■ **Exercise description**:
Write only the number of lines in the records beneath that hold "question".

■ **The data**:
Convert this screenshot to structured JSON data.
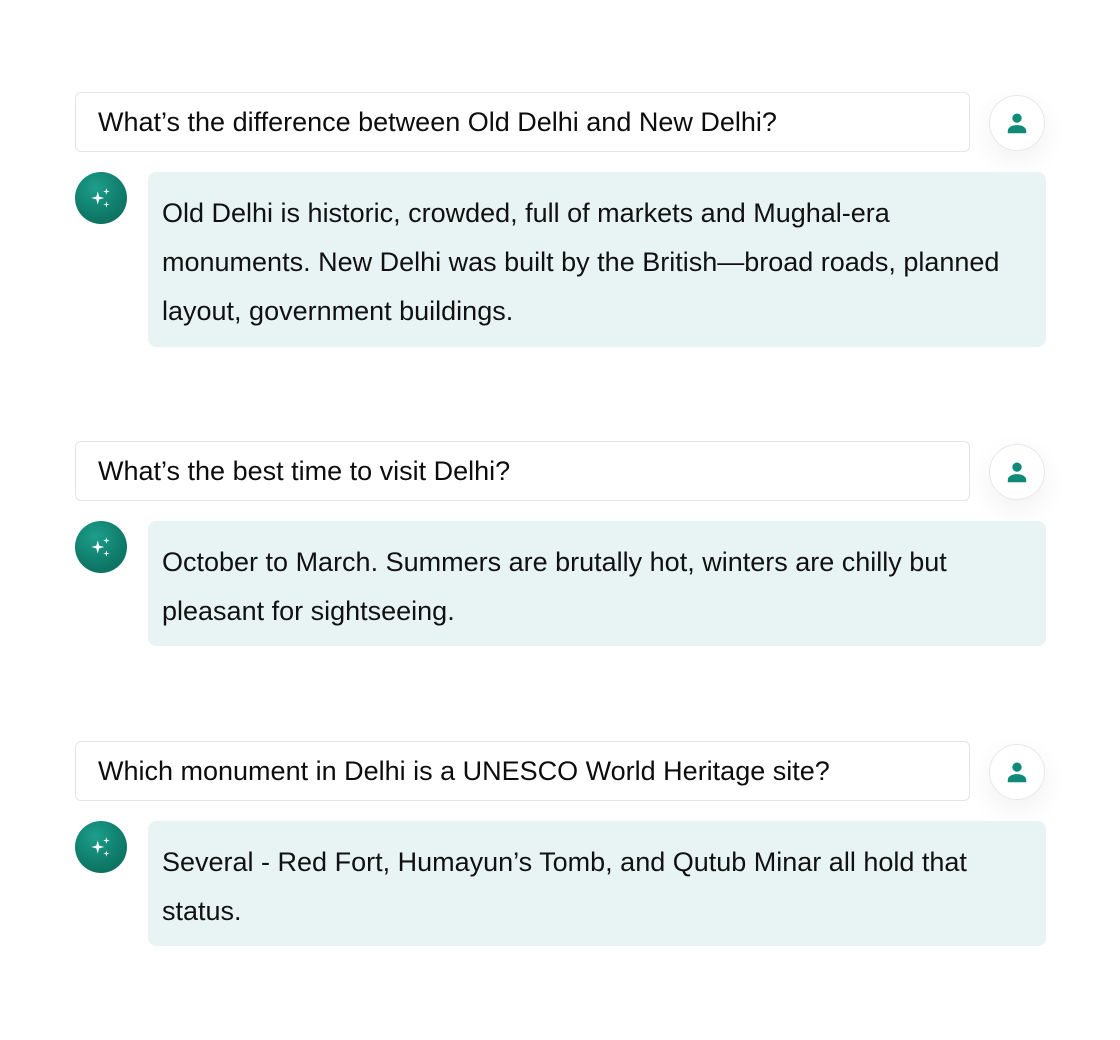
{
  "conversation": [
    {
      "question": "What’s the difference between Old Delhi and New Delhi?",
      "answer": "Old Delhi is historic, crowded, full of markets and Mughal-era monuments. New Delhi was built by the British—broad roads, planned layout, government buildings."
    },
    {
      "question": "What’s the best time to visit Delhi?",
      "answer": "October to March. Summers are brutally hot, winters are chilly but pleasant for sightseeing."
    },
    {
      "question": "Which monument in Delhi is a UNESCO World Heritage site?",
      "answer": "Several - Red Fort, Humayun’s Tomb, and Qutub Minar all hold that status."
    }
  ],
  "icons": {
    "user": "person-icon",
    "assistant": "sparkle-icon"
  },
  "colors": {
    "accent": "#0f8a78",
    "answer_background": "#e7f4f3",
    "border": "#e3e6e6"
  }
}
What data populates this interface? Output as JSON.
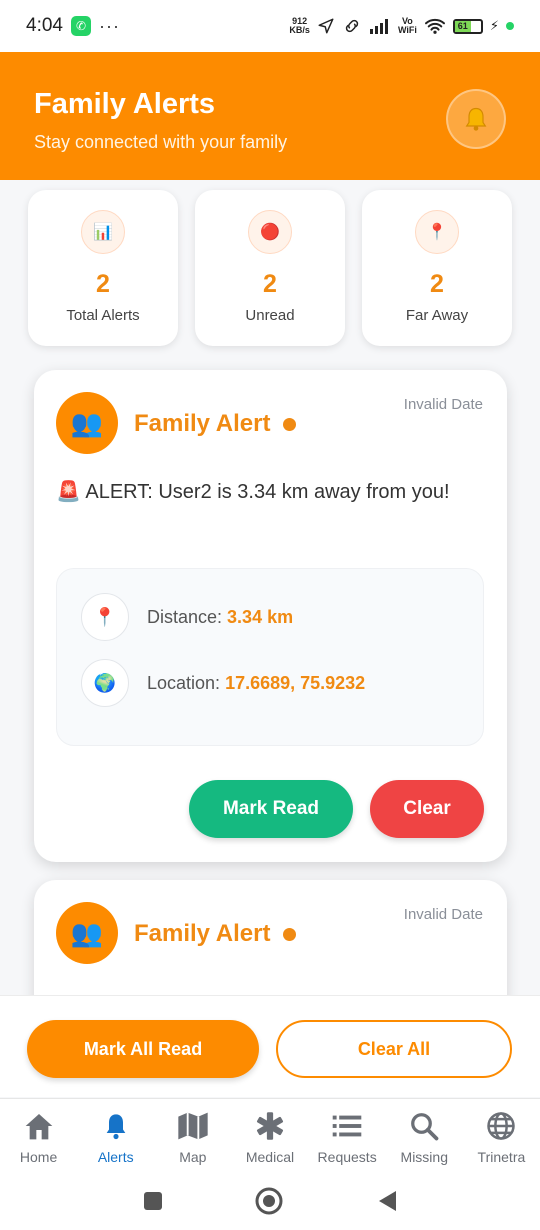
{
  "status_bar": {
    "time": "4:04",
    "dots": "···",
    "speed_value": "912",
    "speed_unit": "KB/s",
    "vowifi_top": "Vo",
    "vowifi_bottom": "WiFi",
    "battery": "61"
  },
  "header": {
    "title": "Family Alerts",
    "subtitle": "Stay connected with your family",
    "bell_icon": "bell-icon"
  },
  "stats": [
    {
      "icon": "📊",
      "value": "2",
      "label": "Total Alerts"
    },
    {
      "icon": "🔴",
      "value": "2",
      "label": "Unread"
    },
    {
      "icon": "📍",
      "value": "2",
      "label": "Far Away"
    }
  ],
  "alerts": [
    {
      "avatar_icon": "👥",
      "title": "Family Alert",
      "date": "Invalid Date",
      "message": "🚨 ALERT: User2 is 3.34 km away from you!",
      "distance_label": "Distance:",
      "distance_value": "3.34 km",
      "location_label": "Location:",
      "location_value": "17.6689, 75.9232",
      "mark_read_label": "Mark Read",
      "clear_label": "Clear"
    },
    {
      "avatar_icon": "👥",
      "title": "Family Alert",
      "date": "Invalid Date"
    }
  ],
  "actions": {
    "mark_all_read": "Mark All Read",
    "clear_all": "Clear All"
  },
  "nav": {
    "items": [
      {
        "label": "Home",
        "icon": "home-icon"
      },
      {
        "label": "Alerts",
        "icon": "bell-icon"
      },
      {
        "label": "Map",
        "icon": "map-icon"
      },
      {
        "label": "Medical",
        "icon": "medical-icon"
      },
      {
        "label": "Requests",
        "icon": "list-icon"
      },
      {
        "label": "Missing",
        "icon": "search-icon"
      },
      {
        "label": "Trinetra",
        "icon": "globe-icon"
      }
    ],
    "active": "Alerts"
  },
  "colors": {
    "brand": "#fd8b00",
    "accent_text": "#f08a12",
    "success": "#15b980",
    "danger": "#ef4444",
    "nav_active": "#1673c8"
  }
}
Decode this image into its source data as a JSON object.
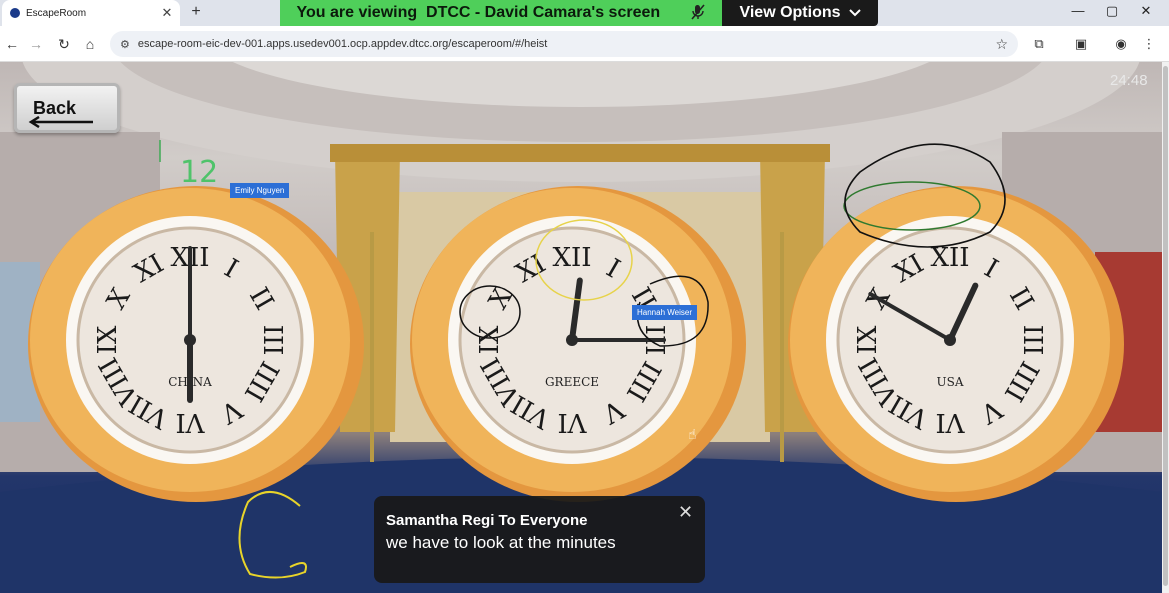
{
  "browser": {
    "tab_title": "EscapeRoom",
    "tab_close": "✕",
    "new_tab": "+",
    "url": "escape-room-eic-dev-001.apps.usedev001.ocp.appdev.dtcc.org/escaperoom/#/heist",
    "window_controls": [
      "—",
      "▢",
      "✕"
    ]
  },
  "screen_share": {
    "banner_text": "You are viewing  DTCC - David Camara's screen",
    "view_options_label": "View Options"
  },
  "game": {
    "back_label": "Back",
    "timer": "24:48",
    "clocks": [
      {
        "city": "CHINA",
        "time_hint": "6:00"
      },
      {
        "city": "GREECE",
        "time_hint": "12:15"
      },
      {
        "city": "USA",
        "time_hint": "12:50"
      }
    ],
    "numerals": [
      "XII",
      "I",
      "II",
      "III",
      "IIII",
      "V",
      "VI",
      "VII",
      "VIII",
      "IX",
      "X",
      "XI"
    ],
    "annotation_text": "12",
    "participant_tags": [
      "Emily Nguyen",
      "Hannah Weiser"
    ]
  },
  "chat": {
    "from": "Samantha Regi To Everyone",
    "message": "we have to look at the minutes",
    "close": "✕"
  },
  "colors": {
    "banner_green": "#4fcf5a",
    "clock_gold": "#f0b45a",
    "name_tag_blue": "#2c6fd6"
  }
}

■ **Answer to the exercise**:
3